On the non-technical side, this includes the hospitality rider and all dressing room requirements.

This comprehensive document should cover all needs for a successful show day.

Ordering Tour Credentials

Another crucial part of preparing for a tour is designing and ordering tour credentials

Credentials, or tour laminates, are the lanyards you often see people wearing around their necks or dangling from their waistbands.

They are more than just collectible ornaments, as they play a vital role in helping to secure the backstage.

Before the venue doors open to the public, a security meeting occurs between the tour and the house.

During the security meeting, a pass sheet is given to the venue to showcase the tour credentials being used that day.

Tour credentials come in all different shapes, sizes, and finishes.

Tour Credentials Come In All Shapes & Sizes

Advance Shows

Once all of your documents are compiled, you can begin to advance the show with the venues.

Advancing is the process of going through a checklist and ensuring the tour and the local venue are on the same page regarding requirements for a successful show day.

This could include parking information, confirming production, hospitality, security, etc.

Advances are typically conducted via phone, e-mail, or other touring management software.

Schedule and Communication

Once you start getting replies from your advances, it will be essential to compile the information and present it in a way that’s easy for your team to access.

There are layers upon layers of logistics to coordinate and communicate, so developing systems that work for you and your team is a priority. 

Properly sharing information with your team and helping them learn where to access information is integral to running a successful tour.

The Tour Begins!

Now comes the part we’ve all been waiting for going on tour.

Seeing your hard work and preparation start to pay off is immensely gratifying.

Parking is available, stagehands are there when they are supposed to be, and catering is ready on time.

The hard work is worth it when you see the audience's faces light up and start singing along to their favorite song.


For bands doing everything by themselves, adding a tour manager to their operation is a great way to help streamline road life and ensure nothing slips between the cracks.

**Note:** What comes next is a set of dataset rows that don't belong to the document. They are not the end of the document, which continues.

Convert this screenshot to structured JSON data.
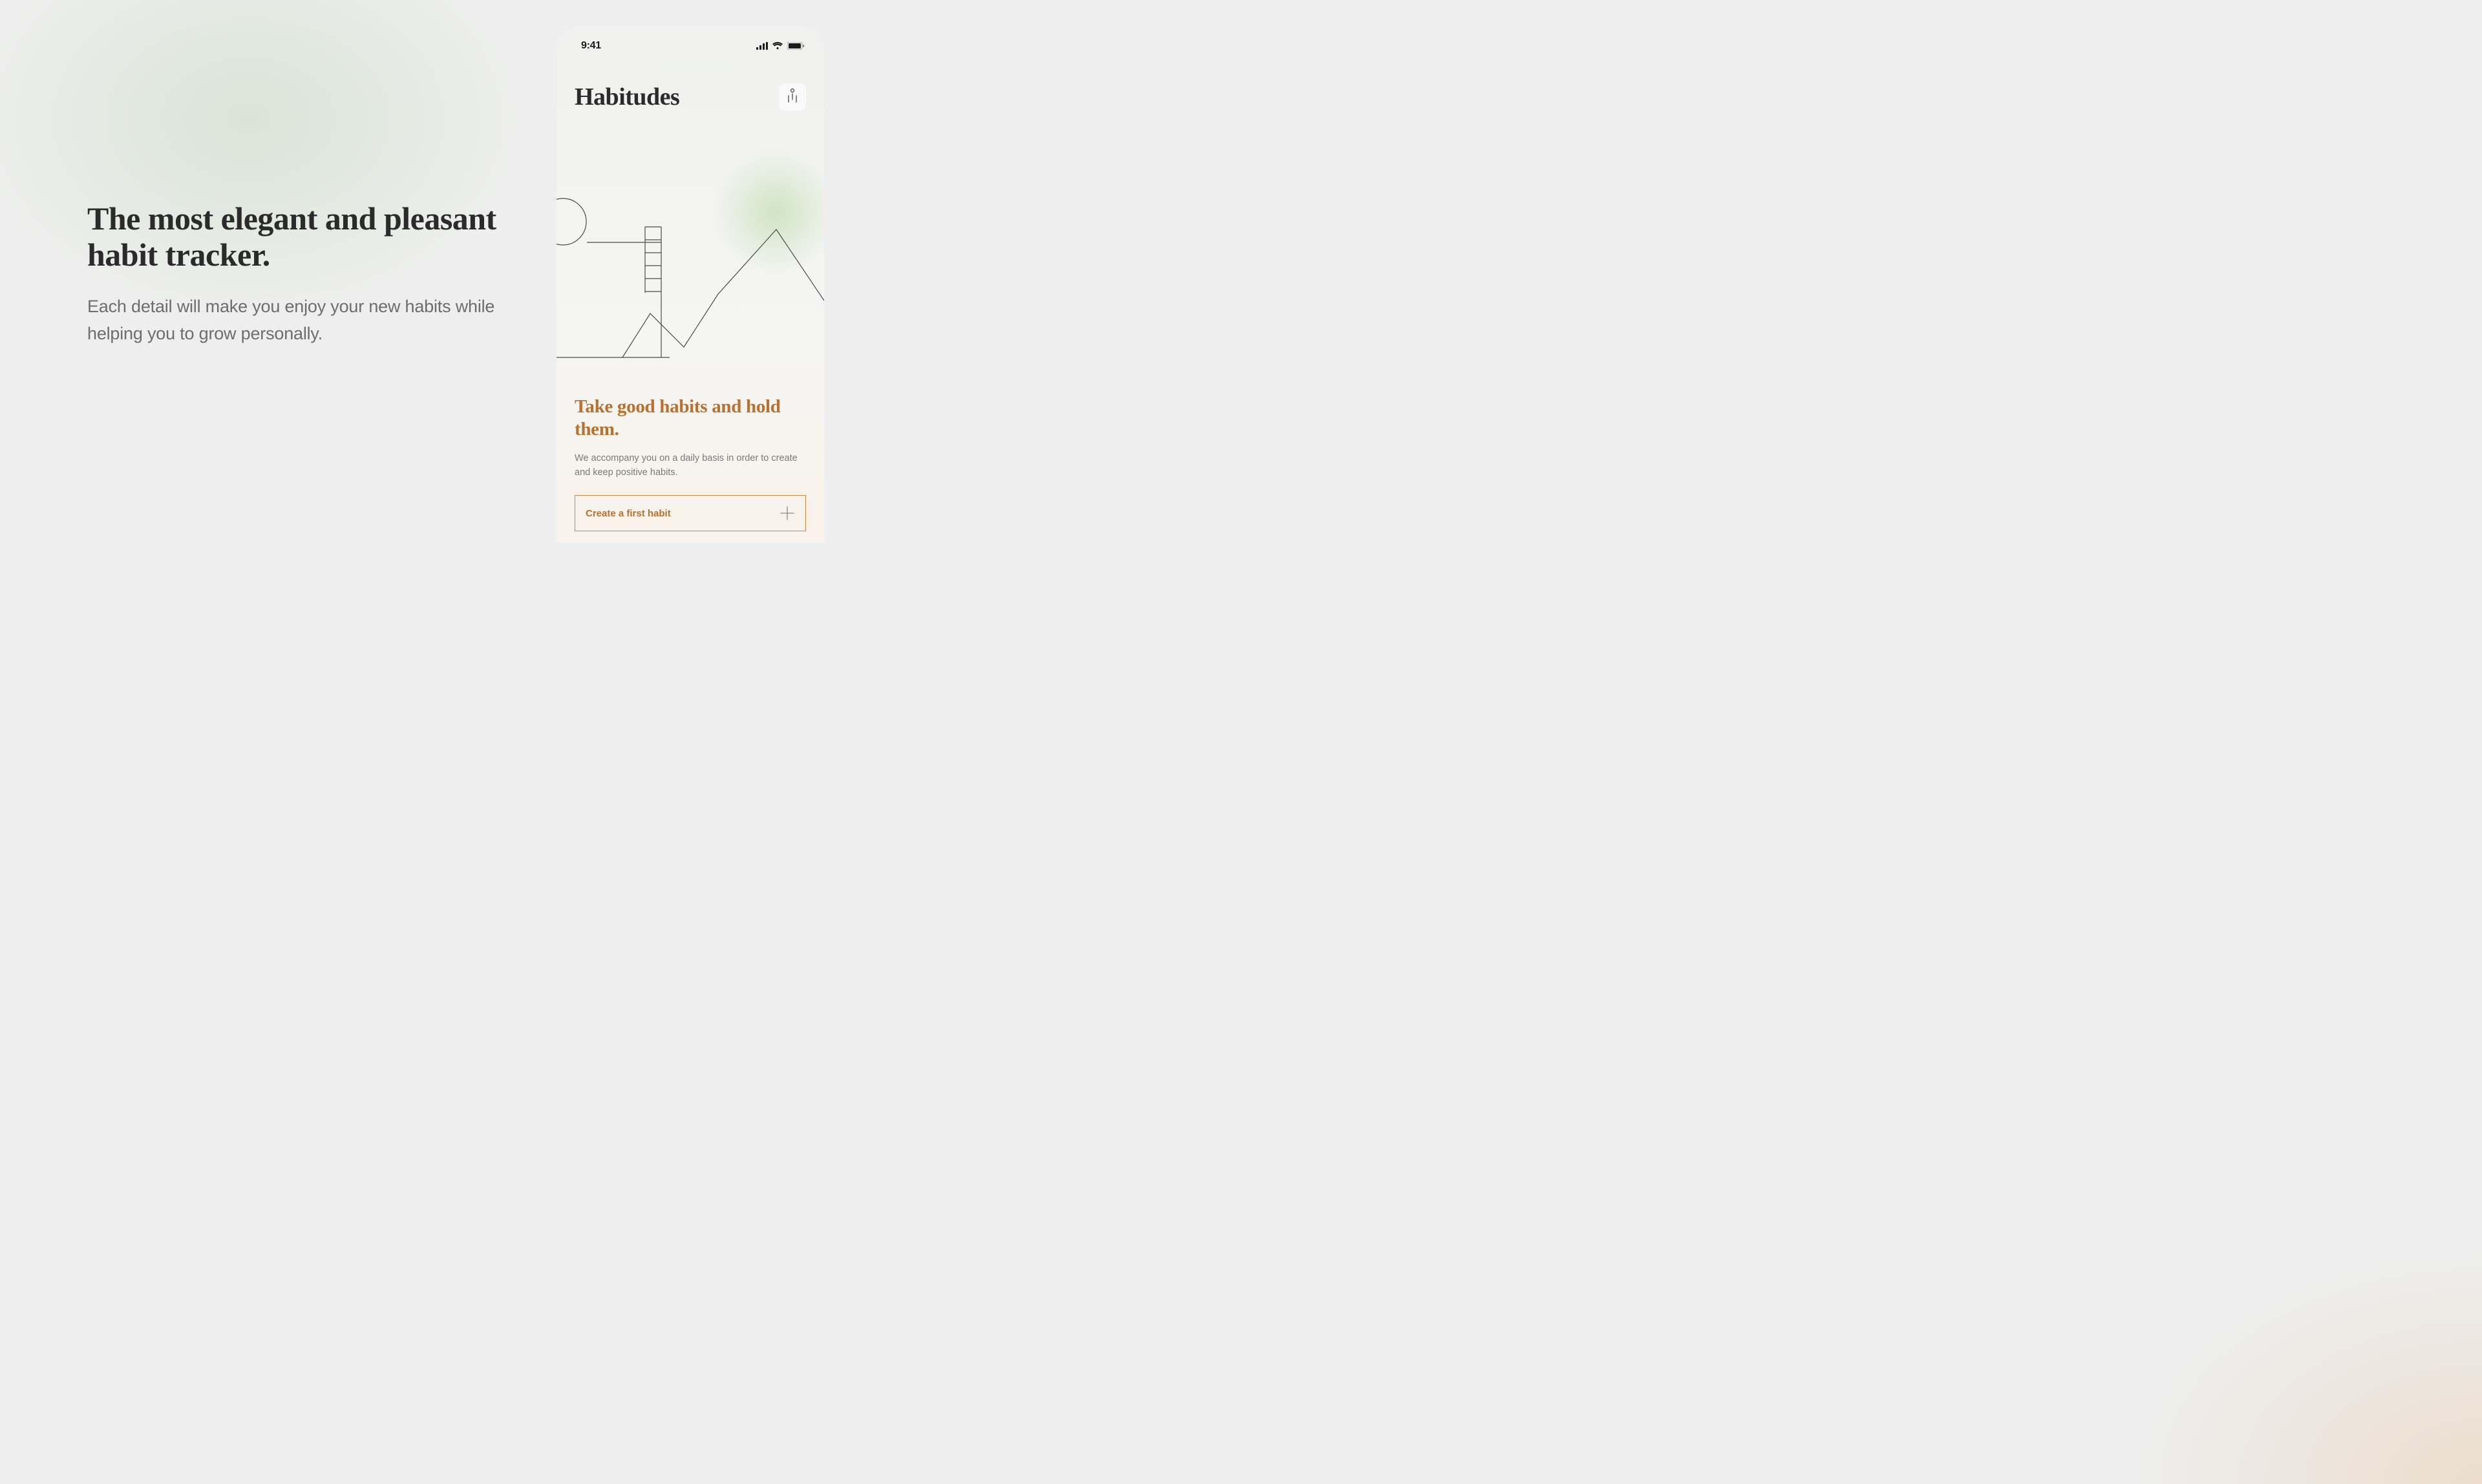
{
  "colors": {
    "text_dark": "#2b2b2b",
    "text_muted": "#6d6d6d",
    "accent_orange": "#b9712e",
    "accent_orange_border": "#c98a4a",
    "phone_bg": "#f0f1ef",
    "green_glow": "rgba(140,200,110,0.35)"
  },
  "marketing": {
    "headline": "The most elegant and pleasant habit tracker.",
    "subcopy": "Each detail will make you enjoy your new habits while helping you to grow personally."
  },
  "phone": {
    "status": {
      "time": "9:41",
      "signal_icon": "cellular-signal-icon",
      "wifi_icon": "wifi-icon",
      "battery_icon": "battery-full-icon"
    },
    "header": {
      "app_name": "Habitudes",
      "settings_icon": "settings-sliders-icon"
    },
    "onboarding": {
      "title": "Take good habits and hold them.",
      "body": "We accompany you on a daily basis in order to create and keep positive habits.",
      "cta_label": "Create a first habit",
      "cta_icon": "plus-icon"
    }
  }
}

Preparing for a concert tour is a ton of work, and if done correctly, it can lead to an excellent experience for the fans, the venue, and the performers on stage.

It’s a challenging job that requires attention to detail, thinking on your feet, and exceptional organizational skills.

A tour manager’s role, often behind the scenes, is instrumental in creating a seamless tour experience.

By entrusting a proficient tour manager with these responsibilities, bands can focus solely on delivering their best performance night after night.